For Carol Archie, she has lived through the reality of Red Dress Day.
Archie is the niece – from her mom’s side – of a murdered Indigenous woman.
“She was brutally raped and murdered and the individuals that were responsible for her death, two of them were provided small fines and one was able to walk away free, none of them had jail time. This is our reality. We were born and raised with the mindset that we have to be aware of the dangers, not out in the wilderness, in community,” said Archie, who spoke at Kelowna’s Red Dress Day march Friday (May 5).
While wearing red and holding signs, the group of hundreds marched from the friendship society on Leon Avenue before eventually ending up at the Kelowna Court House to bring awareness to Missing and Murdered Indigenous Women and Girls (MMIWG) and the ongoing violent epidemic throughout North America against Indigenous women and girls.
While Red Dress Day has been commemorated for more than a decade, Friday marked the first time the Ki-Low-Na Friendship Society held an event.
Indigenous people have been targets for years and Archie still sees that today.
“I have the ability to be able to work for an employer that understands where I’m coming from because in this day and age, my youngest daughter was followed from my work to her school,” said Archie, who has two daughters, 19 and 16. “I know to make certain I get to work extra early in the morning and my day ends when her day ends so that way I know I’m the one driving her home and I’m the one picking her up, because we are visitors on the Sylix traditional unceded territory so we don’t have a lot of family here.”
Ki-Low-Na Friendship Society executive director Edna Terbasket said it warmed her heart to see the support Friday.
“The message is getting out there to many, many people,” said Terbasket. “We’ve lived with it for a long time as Indigenous people and when I see a lot of the folks here that are from the mainstream, I go ‘Wow, we’re getting our message out there.’”
Terbasket explained red is symbolic because it’s spiritual to Indigenous people. It also stands for the violence behind what’s been happening, at the same time representing love.
“I think families talk more with their children about safety and even lifestyle and taking good care of themselves,” said Terbasket. “It’s not only Indigenous women and girls, it’s all peoples. I couldn’t imagine if I lost a sister or a niece or a granddaughter and she wasn’t found, I couldn’t imagine that. Is she alive? Is she okay? Has she been brutally assaulted or murdered?”
Both Terbasket and Archie have seen tremendous growth and awareness, especially since the remains of 215 Indigenous residential school children were found in Kamloops almost two years ago.
“What we are doing here today, we’re becoming stronger as a people, we are being more aware of who we are as a people and how we contribute to our families, communities, and nation,” said Archie. “Having this awareness across Canada and North America is huge for us, and it all started with residential school. That ripple effect comes into today and we’re answering back with our own ripple effects and it’s becoming more powerful.”

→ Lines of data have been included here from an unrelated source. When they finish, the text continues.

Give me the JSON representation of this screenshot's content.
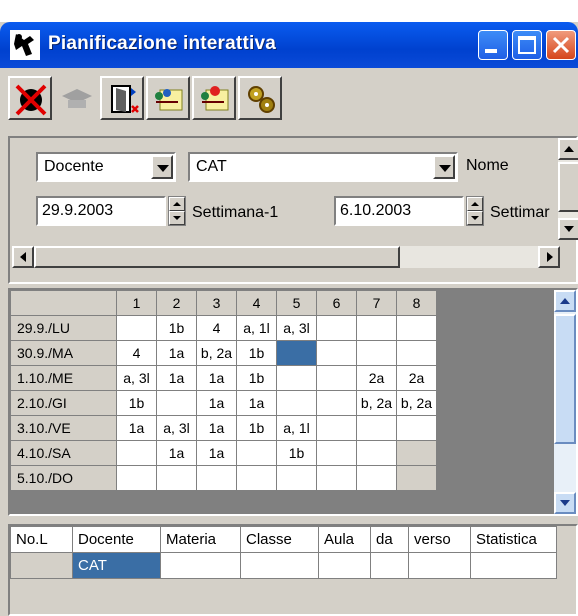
{
  "window": {
    "title": "Pianificazione interattiva"
  },
  "toolbar": {
    "buttons": [
      "delete-icon",
      "graduation-cap-icon",
      "exit-door-icon",
      "map-pin-icon",
      "map-pin-red-icon",
      "gears-icon"
    ]
  },
  "filters": {
    "type": "Docente",
    "name_value": "CAT",
    "name_label": "Nome",
    "date1": "29.9.2003",
    "date1_label": "Settimana-1",
    "date2": "6.10.2003",
    "date2_label": "Settimar"
  },
  "grid": {
    "columns": [
      "1",
      "2",
      "3",
      "4",
      "5",
      "6",
      "7",
      "8"
    ],
    "rows": [
      {
        "label": "29.9./LU",
        "cells": [
          "",
          "1b",
          "4",
          "a, 1l",
          "a, 3l",
          "",
          "",
          ""
        ]
      },
      {
        "label": "30.9./MA",
        "cells": [
          "4",
          "1a",
          "b, 2a",
          "1b",
          "",
          "",
          "",
          ""
        ]
      },
      {
        "label": "1.10./ME",
        "cells": [
          "a, 3l",
          "1a",
          "1a",
          "1b",
          "",
          "",
          "2a",
          "2a"
        ]
      },
      {
        "label": "2.10./GI",
        "cells": [
          "1b",
          "",
          "1a",
          "1a",
          "",
          "",
          "b, 2a",
          "b, 2a"
        ]
      },
      {
        "label": "3.10./VE",
        "cells": [
          "1a",
          "a, 3l",
          "1a",
          "1b",
          "a, 1l",
          "",
          "",
          ""
        ]
      },
      {
        "label": "4.10./SA",
        "cells": [
          "",
          "1a",
          "1a",
          "",
          "1b",
          "",
          "",
          ""
        ]
      },
      {
        "label": "5.10./DO",
        "cells": [
          "",
          "",
          "",
          "",
          "",
          "",
          "",
          ""
        ]
      }
    ]
  },
  "lessons": {
    "headers": [
      "No.L",
      "Docente",
      "Materia",
      "Classe",
      "Aula",
      "da",
      "verso",
      "Statistica"
    ],
    "row": [
      "",
      "CAT",
      "",
      "",
      "",
      "",
      "",
      ""
    ]
  },
  "colors": {
    "title_bar": "#0041cf",
    "selection": "#3a6ea5",
    "face": "#d4d0c8"
  }
}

And for more people who want to become aware, learn, and be a part of the solution, Terbasket and Archie say to ask questions and have open conversations.
“We all have to work together, collaborate together, heal together,” said Terbasket.